§ AIM OF THE TASK
Please state how many lines in the records that follow include "payload", with no other output.

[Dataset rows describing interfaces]
————
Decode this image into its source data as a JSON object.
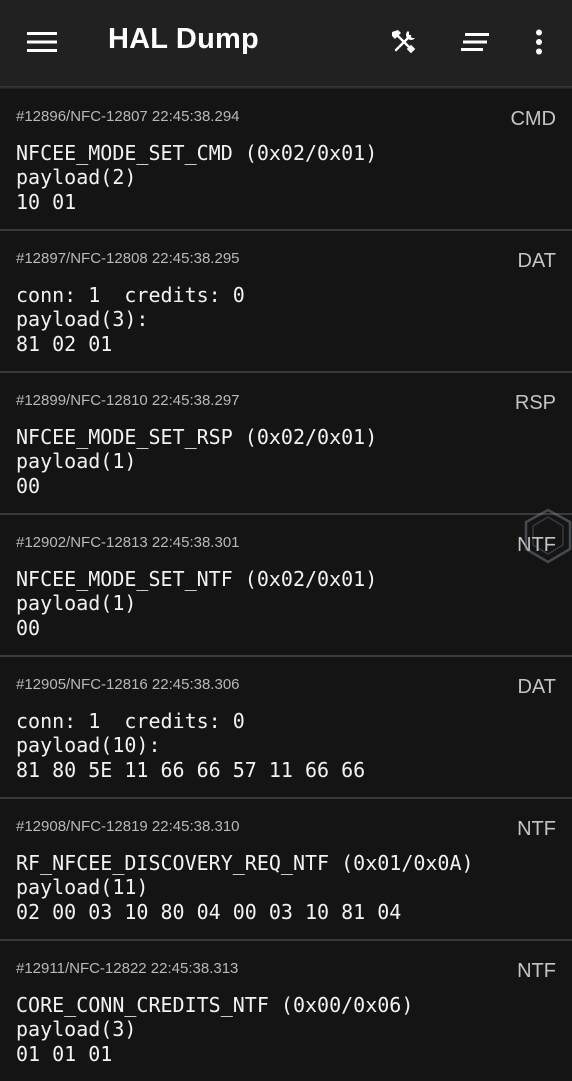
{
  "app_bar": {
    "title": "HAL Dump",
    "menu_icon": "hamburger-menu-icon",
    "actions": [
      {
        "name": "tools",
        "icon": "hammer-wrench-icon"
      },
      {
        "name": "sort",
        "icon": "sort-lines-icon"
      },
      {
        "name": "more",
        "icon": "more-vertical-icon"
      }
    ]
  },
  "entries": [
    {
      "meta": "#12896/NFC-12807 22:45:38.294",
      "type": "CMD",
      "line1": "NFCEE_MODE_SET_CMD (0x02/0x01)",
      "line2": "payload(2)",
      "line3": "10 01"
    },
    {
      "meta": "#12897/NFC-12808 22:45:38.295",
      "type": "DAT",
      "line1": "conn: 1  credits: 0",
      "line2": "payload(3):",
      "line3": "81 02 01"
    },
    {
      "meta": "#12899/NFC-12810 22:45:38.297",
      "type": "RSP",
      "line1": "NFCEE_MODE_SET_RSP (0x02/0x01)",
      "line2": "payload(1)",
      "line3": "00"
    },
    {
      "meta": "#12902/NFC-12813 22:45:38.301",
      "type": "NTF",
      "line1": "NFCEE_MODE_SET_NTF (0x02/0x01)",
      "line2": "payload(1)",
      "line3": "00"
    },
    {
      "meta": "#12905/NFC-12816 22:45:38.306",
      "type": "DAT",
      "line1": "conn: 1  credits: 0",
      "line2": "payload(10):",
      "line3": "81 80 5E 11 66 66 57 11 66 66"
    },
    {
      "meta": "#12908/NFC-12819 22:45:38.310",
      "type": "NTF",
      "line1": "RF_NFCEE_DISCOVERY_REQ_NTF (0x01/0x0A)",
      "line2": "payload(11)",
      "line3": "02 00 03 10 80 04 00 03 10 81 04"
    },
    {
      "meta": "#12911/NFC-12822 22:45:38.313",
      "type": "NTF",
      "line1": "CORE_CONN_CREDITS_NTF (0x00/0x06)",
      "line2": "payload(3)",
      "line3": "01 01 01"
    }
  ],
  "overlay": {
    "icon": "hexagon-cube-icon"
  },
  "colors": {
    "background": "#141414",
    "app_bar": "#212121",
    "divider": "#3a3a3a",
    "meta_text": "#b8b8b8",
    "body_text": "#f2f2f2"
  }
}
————
§ SOLUTION FOR THIS TASK
7